The Dyfi Osprey Project manager, Emyr Evans said:
"This is a wondrous event for us, and for the ospreys. It was in 1604 that ospreys were last recorded breeding on the Dyfi and now we are witnessing history in the making. The osprey is Wales' rarest bird of prey and today we are delighted to be able to say that Wales has two breeding pairs. It's incredible to think that the last time an osprey chick hatched in the Dyfi estuary, James I had just succeeded Elizabeth I to the throne!
"Monty returned from his African wintering grounds on 6th April and, three days later, he had attracted a female. This new osprey had been ringed as a chick so we know exactly where she is from just by focusing the nest cameras on her ring and reading the numbers off it; it is a white ring with the digits 03. She was born at another Wildlife Trust reserve - Leicester and Rutland Wildlife Trust- in 2008 and her father is a 1997 born bird who is still breeding at Rutland Water and has fathered 23 chicks to date!"
After centuries of persecution, ospreys had become completely extinct in the UK by the early 20th century. A pair re-colonised at Loch Garten near Avimore in the 1950s and the population in Scotland is now recovering; in England however there are only three osprey breeding sites and Wales has just two breeding pairs. The first ospreys to successfully breed in Wales after many centuries were also in Montgomeryshire in 2004 and the Montgomeryshire Wildlife Trust believe that the Dyfi male osprey 'Monty' might well be the single offspring that this pair had in that year. This pair failed to return the following year.
Emyr went on to say:
"I'm absolutely delighted about ospreys breeding on the Dyfi once again. We run our project as a community initiative and the look on the volunteers' and visitors' faces when they witnessed that first tiny chick popping out of its shell was priceless. It's amazing how wildlife can have such a positive effect on people. I've seen grown men cry today. I'm so pleased for local people and communities that have put so much into the Dyfi Osprey Project over the last three years, this is the perfect reward for their hard work. More than 60 volunteers donate their time to the Dyfi Osprey Project and over 15,000 people have visited this year so far."

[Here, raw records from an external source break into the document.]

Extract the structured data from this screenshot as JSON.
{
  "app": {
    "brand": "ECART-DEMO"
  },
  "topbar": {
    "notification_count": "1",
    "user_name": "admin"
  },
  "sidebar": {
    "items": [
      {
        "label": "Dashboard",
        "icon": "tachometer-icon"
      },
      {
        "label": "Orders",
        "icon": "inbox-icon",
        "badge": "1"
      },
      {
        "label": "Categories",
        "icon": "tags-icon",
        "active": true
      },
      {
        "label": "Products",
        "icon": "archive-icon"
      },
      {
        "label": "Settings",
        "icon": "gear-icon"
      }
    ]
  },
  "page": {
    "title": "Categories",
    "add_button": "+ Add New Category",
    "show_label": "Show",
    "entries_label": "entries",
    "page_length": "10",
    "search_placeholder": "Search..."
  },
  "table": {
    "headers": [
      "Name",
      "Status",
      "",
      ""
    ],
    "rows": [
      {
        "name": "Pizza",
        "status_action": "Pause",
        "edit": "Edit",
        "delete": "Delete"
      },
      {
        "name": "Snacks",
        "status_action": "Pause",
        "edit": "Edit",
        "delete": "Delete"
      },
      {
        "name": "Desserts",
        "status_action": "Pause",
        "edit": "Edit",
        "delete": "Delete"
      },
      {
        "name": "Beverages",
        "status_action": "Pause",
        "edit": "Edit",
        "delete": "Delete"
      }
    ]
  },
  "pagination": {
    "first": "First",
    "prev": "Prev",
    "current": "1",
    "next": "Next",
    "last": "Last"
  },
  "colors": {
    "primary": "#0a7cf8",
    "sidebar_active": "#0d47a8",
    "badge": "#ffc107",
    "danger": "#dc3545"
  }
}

The Dyfi Osprey Project is supported by Communities and Nature (CAN) which is a strategic project led and managed by Countryside Council for Wales and is part-funded by the European Regional Development Fund through the Welsh Assembly Government. The Dyfi Osprey Project is also funded by Heritage Lottery Fund. The osprey cameras are powered by Network Rail.
The Dyfi Osprey Project is open between 10am - 6pm until 12 September. It is based at Montgomeryshire Wildlife Trust's Cors Dyfi nature reserve in Derwenlas just south of Machynlleth, SY20 8SR.